The airline will be tough to sell, unlike the energy giant. GoI is very likely to privatise BPCL in the new year. This will be a decisive step forward in its reform agenda and meet a significant chunk of its disinvestment target. The company offers foreign energy majors easy entry into the lucrative refining and retailing market of a huge energy consuming country.
The process has already gained momentum with the appointment of Deloitte as advisor for the strategic sale. The only obstacle now is employee resistance. But unions are sounding less hostile than they initially did.
Air India is a different story, in terms of being less attractive to investors because of gross mismanagement and heavy losses for years. Foreigners will be discouraged by the rule that limits their stake to 49%, while for domestic airlines, acquiring Air India doesn’t make commercial sense. But the government, which once tried but failed to get rid of the company, seems determined. The case is compelling. It is trying to make it attractive by reducing the debt of the airline. Aviation minister Hardeep Singh Puri has informed Parliament that GoI will have to shut the airline if it does not find takers.
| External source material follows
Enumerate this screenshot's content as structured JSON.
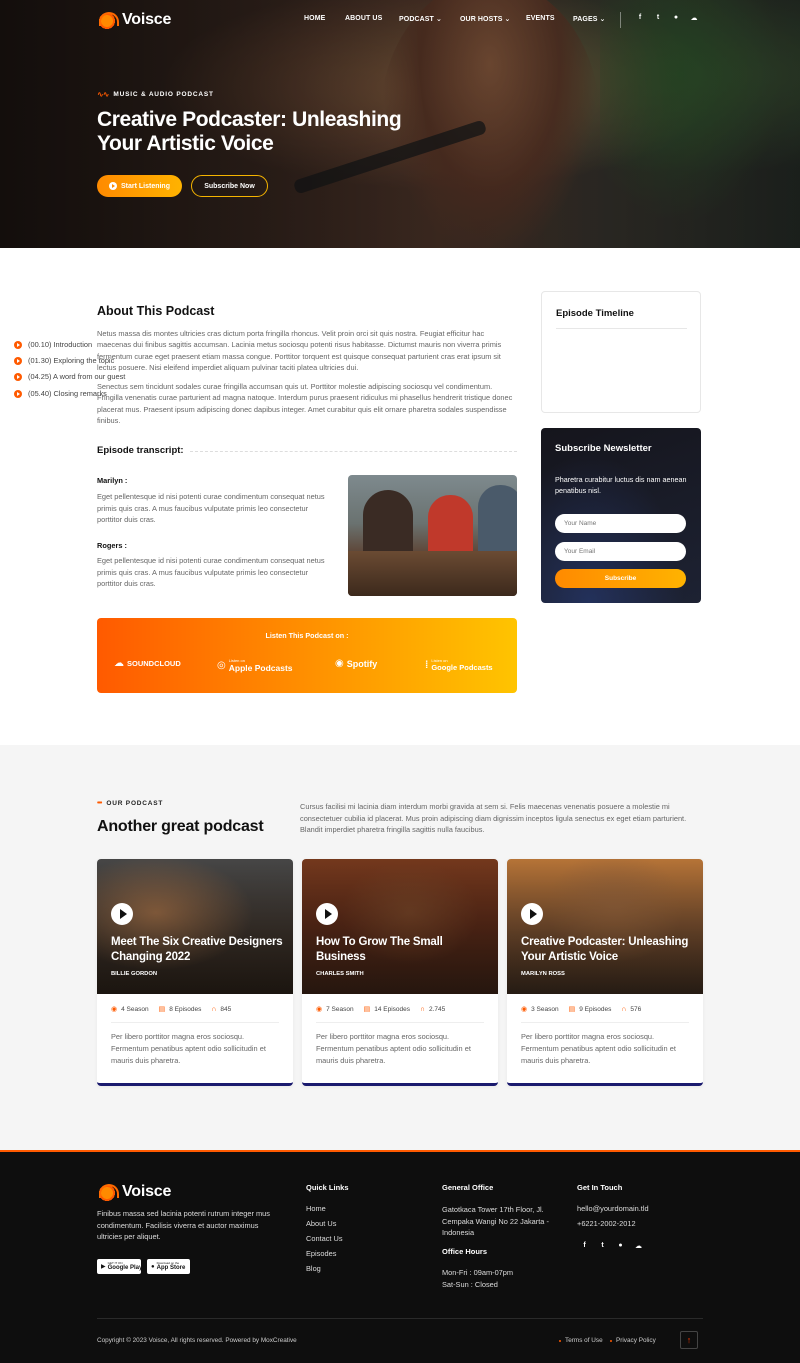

The government will have to take some innovative and decisive steps to sell the airline.
This story is part of the ’20 Questions for 2020′ package.
Source: Economic Times